However, life wasn’t always easy for Quinny under iconic manager Jack Charlton and the former Arsenal, Manchester City and Sunderland striker was surprisingly often picked on for his excessive movement in training.
Speaking to Paddy Power and Ruby Walsh on the latest episode of our From The Horse’s Mouth podcast, Quinn recalls how some stern instructions from Big Jack behind the scenes eventually had the desired impact on his game.
Check out all the latest Football tips and previews now
He’d stop in the middle of training and he’d go “what are you doing? You’re running around like a headless chicken, just stand still.”
I was taught to go for the ball, and I was working on my touch and I wanted to show off to him that I had a good touch.
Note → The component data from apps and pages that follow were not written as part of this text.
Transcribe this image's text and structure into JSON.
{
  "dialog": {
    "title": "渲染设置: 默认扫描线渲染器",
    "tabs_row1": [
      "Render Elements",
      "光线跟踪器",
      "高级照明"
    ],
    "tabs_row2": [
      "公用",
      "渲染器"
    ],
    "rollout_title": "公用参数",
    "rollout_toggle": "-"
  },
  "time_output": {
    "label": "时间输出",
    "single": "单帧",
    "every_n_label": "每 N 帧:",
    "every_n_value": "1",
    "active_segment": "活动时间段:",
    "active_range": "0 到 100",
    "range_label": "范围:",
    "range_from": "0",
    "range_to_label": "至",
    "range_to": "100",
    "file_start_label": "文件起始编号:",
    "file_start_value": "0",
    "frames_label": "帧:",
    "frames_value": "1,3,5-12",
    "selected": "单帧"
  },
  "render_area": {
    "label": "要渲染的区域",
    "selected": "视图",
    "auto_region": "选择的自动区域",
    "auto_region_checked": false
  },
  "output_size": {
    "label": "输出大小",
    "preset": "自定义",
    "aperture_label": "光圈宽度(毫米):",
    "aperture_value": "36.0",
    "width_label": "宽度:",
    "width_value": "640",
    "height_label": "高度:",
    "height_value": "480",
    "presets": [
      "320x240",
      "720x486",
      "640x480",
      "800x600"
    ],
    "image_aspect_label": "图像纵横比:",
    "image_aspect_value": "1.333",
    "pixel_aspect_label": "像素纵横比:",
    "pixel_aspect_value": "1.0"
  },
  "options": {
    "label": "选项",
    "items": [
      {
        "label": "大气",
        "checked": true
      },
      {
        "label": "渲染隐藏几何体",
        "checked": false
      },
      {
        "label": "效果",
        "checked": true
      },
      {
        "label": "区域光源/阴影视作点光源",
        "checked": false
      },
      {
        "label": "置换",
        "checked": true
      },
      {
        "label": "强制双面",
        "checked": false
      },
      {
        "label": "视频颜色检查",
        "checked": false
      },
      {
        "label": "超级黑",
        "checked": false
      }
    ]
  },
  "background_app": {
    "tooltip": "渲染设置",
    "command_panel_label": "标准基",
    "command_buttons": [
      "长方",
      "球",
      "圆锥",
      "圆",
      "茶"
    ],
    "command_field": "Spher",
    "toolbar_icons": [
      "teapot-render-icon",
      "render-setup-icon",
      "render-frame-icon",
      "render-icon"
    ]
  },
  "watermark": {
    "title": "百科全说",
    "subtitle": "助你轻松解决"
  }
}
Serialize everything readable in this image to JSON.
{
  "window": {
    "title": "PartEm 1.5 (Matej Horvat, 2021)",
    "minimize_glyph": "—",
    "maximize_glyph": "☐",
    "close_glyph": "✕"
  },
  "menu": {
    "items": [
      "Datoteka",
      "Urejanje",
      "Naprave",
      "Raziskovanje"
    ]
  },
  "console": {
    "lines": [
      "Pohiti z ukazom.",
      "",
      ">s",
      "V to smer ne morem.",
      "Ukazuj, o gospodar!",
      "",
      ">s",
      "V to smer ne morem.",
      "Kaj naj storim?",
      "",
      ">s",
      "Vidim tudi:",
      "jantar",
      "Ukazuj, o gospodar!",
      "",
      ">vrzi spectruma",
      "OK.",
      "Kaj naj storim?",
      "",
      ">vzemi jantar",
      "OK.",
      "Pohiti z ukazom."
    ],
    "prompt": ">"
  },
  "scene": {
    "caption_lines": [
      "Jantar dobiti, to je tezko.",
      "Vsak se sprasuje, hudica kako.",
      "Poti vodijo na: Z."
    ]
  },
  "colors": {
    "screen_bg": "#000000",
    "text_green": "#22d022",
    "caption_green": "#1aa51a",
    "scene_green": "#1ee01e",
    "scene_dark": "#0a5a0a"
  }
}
He went “but you’re not here for your touch. Get to the far post, hold your ground.”
One day, when I dropped back in to be a fifth midfielder – so I had to make a line of five. Now they do it today in a more military fashion, and it’s all pretty good but in our day it was unheard of – and I was going, hang on a second, we’ve got the ball, we’re going forward, and I have to run back into midfield in case we lose it?
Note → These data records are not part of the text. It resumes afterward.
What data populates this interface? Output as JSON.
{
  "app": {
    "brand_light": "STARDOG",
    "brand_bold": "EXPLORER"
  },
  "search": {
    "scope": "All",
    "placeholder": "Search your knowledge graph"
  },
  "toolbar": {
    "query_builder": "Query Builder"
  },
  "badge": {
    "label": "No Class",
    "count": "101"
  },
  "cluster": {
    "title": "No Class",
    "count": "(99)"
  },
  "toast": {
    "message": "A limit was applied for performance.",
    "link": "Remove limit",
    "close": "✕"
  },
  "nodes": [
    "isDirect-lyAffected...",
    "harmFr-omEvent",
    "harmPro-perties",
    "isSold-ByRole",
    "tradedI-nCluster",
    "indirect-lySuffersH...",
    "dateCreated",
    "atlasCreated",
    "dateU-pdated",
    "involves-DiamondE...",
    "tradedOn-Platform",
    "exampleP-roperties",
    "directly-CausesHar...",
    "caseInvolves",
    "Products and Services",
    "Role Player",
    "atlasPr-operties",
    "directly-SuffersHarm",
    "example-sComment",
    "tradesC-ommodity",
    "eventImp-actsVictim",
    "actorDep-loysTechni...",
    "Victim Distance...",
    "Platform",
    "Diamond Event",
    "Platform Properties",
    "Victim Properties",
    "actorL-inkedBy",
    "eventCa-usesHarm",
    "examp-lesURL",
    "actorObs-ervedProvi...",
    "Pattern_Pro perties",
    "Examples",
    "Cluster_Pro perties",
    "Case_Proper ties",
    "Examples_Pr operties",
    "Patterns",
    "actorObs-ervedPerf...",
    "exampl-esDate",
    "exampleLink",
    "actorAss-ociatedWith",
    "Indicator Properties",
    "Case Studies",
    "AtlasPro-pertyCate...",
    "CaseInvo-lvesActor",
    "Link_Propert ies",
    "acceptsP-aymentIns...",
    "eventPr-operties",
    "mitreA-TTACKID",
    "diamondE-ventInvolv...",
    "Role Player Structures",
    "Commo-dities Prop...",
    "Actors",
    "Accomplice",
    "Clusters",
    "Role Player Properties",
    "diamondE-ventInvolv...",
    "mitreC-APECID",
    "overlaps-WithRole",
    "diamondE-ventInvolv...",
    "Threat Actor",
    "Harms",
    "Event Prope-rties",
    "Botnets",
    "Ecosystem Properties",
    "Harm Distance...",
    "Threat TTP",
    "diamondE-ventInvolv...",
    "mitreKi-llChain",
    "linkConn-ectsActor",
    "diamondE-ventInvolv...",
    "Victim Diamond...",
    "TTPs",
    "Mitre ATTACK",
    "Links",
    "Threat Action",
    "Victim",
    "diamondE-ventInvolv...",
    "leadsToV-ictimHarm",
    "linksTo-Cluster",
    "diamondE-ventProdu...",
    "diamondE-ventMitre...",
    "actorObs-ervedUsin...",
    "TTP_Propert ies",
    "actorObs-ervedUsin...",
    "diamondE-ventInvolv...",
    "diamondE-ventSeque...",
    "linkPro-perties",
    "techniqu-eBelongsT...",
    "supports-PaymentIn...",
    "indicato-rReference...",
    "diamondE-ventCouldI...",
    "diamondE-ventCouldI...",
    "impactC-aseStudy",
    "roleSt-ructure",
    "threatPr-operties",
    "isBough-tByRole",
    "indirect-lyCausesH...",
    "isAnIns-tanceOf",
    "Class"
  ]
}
He went “yeah, and if you don’t like it, go and play for some other country.”
I remember John Aldridge one time saying, publicly “anybody who plays up front for Ireland is going to turn their legs into tree stumps running that much.” I remember Jack got the hump about it, bringing it up in a team meeting, and his answer to it was “John, now you’ve got to do it twice as much or I won’t pick you again.” So, that was Jack’s way.
He was very rough and tumble about it, but he was also so adamant that it was going to be his way or the highway, and the way he changed how Ireland played our football from Eoin Hand’s time… John Giles originally, to Eoin Hand’s time, then to this new era that he brought in which was really focused on making sure that teams didn’t overrun us, and that we stayed in the game, and that if we got bits and pieces on it, we would be competitive.
It was primitive when we had the ball, because we were very much a long-ball team.
Off the ball we were doing everything that Jurgen Klopp is asking his Liverpool players to do now.
The No 10 of the international teams in those days used to always run the show against us, and there was always too much space, and they would always have a great game against Ireland.
So, we just cut that out and made sure that with the work rate we had between one of the front players dropping back, having five in midfield, that that No 10 always had a wall in front of him, so he hadn’t got by and got through us.
That was sort of ingrained into my mind, but his way of doing it was quite funny really when you look back. “Oi, you headless chicken, run back here, you’re running the wrong way.”
He’d shout and scream at me, and it took a while, and I think he said himself in an interview one time “Niall wasn’t listening for a few years, but once he started listening and got the hang of it, he became a bit of a player.”
So, he took all the credit for that, you know?
- Football mums speak out: ‘They hug their teammates more than us’
- Exclusive: West Ham plan to broadcast games on Babestation
- Niall Quinn: I almost quit Arsenal on the night bus home from awards ceremony